In a 2-1 decision, the Ninth Circuit Court of Appeals vacated a preliminary injunction issued in 2018 that prevented the administration from ending temporary protected status (TPS) for immigrants from Haiti, El Salvador, Nicaragua, and Sudan. The panel remanded the case to the district court for further proceedings.
“This government has failed me and the other 250,000 U.S. citizen children of TPS holders,” said Crista Ramos, lead plaintiff in Ramos v. Nielsen. “If this decision stands, it means Trump’s termination of TPS will move ahead and TPS holders will only have until January 2021 to legally live and work in this country. We need our senators to act now and pass the American Dream & Promise Act to grant TPS holders a permanent residency before another wave of family separations occurs. Despite the court’s decision, our fight must continue.”
In 2017 and 2018, the Trump administration announced it was terminating the TPS designation for so-called “Dreamers” from Sudan, Nicaragua, El Salvador, and Haiti. The ruling is also expected to affect over 200,000 U.S.-born children, according to court documents.

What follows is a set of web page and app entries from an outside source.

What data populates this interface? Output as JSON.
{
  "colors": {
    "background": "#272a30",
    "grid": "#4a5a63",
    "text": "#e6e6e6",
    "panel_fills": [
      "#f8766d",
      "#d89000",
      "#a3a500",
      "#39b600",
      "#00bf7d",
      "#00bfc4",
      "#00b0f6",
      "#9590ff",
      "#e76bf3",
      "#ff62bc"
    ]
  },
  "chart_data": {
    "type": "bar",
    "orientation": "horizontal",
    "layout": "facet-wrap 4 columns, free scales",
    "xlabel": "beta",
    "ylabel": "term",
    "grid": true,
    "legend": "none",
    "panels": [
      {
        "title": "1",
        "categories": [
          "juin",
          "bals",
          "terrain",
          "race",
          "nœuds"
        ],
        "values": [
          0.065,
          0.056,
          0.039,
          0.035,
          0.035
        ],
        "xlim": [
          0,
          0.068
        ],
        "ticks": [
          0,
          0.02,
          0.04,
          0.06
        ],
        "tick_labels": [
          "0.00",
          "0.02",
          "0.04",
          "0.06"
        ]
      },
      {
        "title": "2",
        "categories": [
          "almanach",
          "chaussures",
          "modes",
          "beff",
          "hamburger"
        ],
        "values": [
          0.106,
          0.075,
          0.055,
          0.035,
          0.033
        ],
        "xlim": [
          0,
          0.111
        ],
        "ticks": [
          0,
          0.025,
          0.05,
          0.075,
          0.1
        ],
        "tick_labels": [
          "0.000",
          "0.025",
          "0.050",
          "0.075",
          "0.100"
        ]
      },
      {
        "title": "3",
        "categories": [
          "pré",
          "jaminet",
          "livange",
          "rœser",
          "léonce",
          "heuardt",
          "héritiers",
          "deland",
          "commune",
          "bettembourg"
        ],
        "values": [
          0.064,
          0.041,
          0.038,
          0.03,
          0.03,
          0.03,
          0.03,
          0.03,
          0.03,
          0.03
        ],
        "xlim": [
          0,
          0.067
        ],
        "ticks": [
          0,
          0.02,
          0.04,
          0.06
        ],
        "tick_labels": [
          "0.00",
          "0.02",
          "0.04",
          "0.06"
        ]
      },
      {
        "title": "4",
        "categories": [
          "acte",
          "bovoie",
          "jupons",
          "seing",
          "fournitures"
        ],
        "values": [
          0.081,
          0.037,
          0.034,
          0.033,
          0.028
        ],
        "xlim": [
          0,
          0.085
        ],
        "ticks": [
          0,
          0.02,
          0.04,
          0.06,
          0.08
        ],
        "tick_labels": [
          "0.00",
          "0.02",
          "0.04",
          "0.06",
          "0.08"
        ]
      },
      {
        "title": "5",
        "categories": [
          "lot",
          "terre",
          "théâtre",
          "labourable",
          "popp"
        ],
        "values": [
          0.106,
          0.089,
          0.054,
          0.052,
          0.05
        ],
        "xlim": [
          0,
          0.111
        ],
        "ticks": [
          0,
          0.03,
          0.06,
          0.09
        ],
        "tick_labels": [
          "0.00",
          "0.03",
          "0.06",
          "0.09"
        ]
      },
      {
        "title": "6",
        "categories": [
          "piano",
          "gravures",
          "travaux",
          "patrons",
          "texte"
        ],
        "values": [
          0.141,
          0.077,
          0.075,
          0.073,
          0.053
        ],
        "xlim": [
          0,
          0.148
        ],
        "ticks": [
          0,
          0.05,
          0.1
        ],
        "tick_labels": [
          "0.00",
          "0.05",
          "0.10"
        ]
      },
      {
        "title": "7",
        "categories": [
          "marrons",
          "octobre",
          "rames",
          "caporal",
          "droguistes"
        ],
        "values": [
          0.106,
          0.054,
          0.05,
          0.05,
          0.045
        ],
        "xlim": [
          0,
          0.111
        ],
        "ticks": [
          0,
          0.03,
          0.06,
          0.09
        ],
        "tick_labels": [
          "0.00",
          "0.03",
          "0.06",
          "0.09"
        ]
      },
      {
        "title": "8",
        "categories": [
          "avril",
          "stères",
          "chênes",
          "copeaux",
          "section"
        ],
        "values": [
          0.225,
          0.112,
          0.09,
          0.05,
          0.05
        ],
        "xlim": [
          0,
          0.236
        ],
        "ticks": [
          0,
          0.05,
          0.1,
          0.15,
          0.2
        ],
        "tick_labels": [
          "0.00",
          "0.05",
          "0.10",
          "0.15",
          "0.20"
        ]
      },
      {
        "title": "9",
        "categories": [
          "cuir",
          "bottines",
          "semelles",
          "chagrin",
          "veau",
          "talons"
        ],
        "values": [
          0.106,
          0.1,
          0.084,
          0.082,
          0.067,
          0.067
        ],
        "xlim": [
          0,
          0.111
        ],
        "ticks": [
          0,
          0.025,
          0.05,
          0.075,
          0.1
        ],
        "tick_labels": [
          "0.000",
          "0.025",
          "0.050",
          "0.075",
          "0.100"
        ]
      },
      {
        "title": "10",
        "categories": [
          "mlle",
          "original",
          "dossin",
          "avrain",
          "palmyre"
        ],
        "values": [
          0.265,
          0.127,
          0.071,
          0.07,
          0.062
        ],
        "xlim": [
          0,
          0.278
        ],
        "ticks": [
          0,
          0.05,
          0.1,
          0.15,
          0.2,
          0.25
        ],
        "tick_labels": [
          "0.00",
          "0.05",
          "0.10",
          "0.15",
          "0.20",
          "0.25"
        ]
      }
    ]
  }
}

“To end protections for over 400,000 TPS families, including the more than 130,000 people who have been risking their lives as essential workers in the midst of the COVID-19 pandemic, would be very cruel; especially during these difficult times,” said Paul Andre Mondesir, lead organizer for the National TPS Alliance.
“This is a difficult decision for our struggle but it is far from finished. Our plaintiffs, our legal team, and the TPS community are preparing to appeal the decision in the entire Ninth Circuit,” said Mondesir. “We will exhaust every legal recourse at our disposal to protect our community and our loved ones. We will take this fight all the way to the U.S. Supreme Court if necessary and continue to demand that Congress act now to pass a permanent residency.”
In a 2019 statement, the Department of Homeland Security said that should it prevail in its challenge to the preliminary injunction, the termination will take effect no earlier than 120 days from an appeals court mandate.
“We vow to continue our struggle for justice and equality. We don’t take this decision as the final verdict,” said Wilna Destin, a plaintiff and TPS holder. “We will continue to fight in the court system, in the streets, in the halls of Congress and in the court of public opinion. Our plaintiffs, our legal team, and the TPS community are preparing to appeal the decision in the entire Ninth Circuit. We will exhaust every legal recourse at our disposal to protect our community and our loved ones.”